The association's chairman, Ronson Chan, told RTHK it is worrying that Apple Daily closing down failed to stop further arrests, on top of those of made earlier this month.

"They hoped to protect more staff, to protect their safety, since we supposed that if Apple Daily was still running, more staff would be arrested. But we can still see many well-known journalists or commentary writers being arrested," he said.

"We are afraid that they have a list and still many journalists or commentary writers will be targeted by the police. So I'm afraid that the arrests will continue."

Chan said the authorities should clarify how reporters and editors can avoid breaking the security law which was implemented a year ago this week.

"We are still very confused as to what is the standard of committing a crime under the national security law. We are still worried that writing reports, comments or editorials would be evidence of committing crime," he said.

Fung is the seventh former worker at Apple Daily to be arrested on national security grounds in recent weeks.
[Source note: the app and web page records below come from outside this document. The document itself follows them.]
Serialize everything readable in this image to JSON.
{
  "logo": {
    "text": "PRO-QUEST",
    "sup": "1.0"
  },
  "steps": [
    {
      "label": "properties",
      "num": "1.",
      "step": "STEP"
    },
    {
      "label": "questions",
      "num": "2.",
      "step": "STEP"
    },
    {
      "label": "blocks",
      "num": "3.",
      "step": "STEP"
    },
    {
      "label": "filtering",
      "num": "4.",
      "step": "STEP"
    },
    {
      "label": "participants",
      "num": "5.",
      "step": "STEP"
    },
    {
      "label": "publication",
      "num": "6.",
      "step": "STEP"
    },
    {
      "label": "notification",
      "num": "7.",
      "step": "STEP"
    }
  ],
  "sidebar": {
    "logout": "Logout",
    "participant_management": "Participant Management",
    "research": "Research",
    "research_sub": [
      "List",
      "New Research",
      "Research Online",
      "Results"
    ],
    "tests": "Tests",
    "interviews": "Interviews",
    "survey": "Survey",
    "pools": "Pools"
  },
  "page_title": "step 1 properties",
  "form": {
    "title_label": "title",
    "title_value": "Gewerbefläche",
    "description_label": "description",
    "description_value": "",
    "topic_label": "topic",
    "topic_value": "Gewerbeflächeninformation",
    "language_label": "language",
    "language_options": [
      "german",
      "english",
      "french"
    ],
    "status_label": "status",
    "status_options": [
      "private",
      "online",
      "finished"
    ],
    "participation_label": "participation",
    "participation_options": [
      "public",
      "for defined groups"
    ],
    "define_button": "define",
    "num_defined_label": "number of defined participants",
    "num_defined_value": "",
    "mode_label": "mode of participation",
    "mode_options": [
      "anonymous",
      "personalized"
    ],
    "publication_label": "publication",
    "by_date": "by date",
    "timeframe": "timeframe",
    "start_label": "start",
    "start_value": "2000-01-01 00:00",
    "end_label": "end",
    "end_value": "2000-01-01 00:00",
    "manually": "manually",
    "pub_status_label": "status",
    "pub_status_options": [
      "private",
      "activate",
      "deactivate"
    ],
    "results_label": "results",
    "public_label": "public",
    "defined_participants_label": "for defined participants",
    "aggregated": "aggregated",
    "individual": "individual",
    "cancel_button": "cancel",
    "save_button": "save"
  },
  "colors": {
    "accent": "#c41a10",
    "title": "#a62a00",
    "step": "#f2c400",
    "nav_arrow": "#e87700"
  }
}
Two senior executives have been charged with conspiring to collude with foreign forces.

The arrests, freezing of assets and demise of Apple Daily have sparked fears that other media organisations critical of the government could face similar action.

On Sunday night, pro-democracy web media Stand News announced a string of measures, saying "speech crime" has arrived in Hong Kong.

The moves include removing older commentary pieces from the internet, halting the company's fund-raising scheme and signing new contracts with employees.

Chan, who is a Stand News journalist himself, said he was satisfied with the measures his company is taking.

He said he and his colleagues are worried their team will be the next to be targeted by the authorities, but there has been no clear indication of this, as yet.

"So I remain to do the same routine work as what I normally do. I think Stand News is trying to do what they can do to protect and guarantee our benefits, and I am quite satisfied with these measures. But of course, the dangers still exist. I think that for myself, I have considered the situation," Chan said.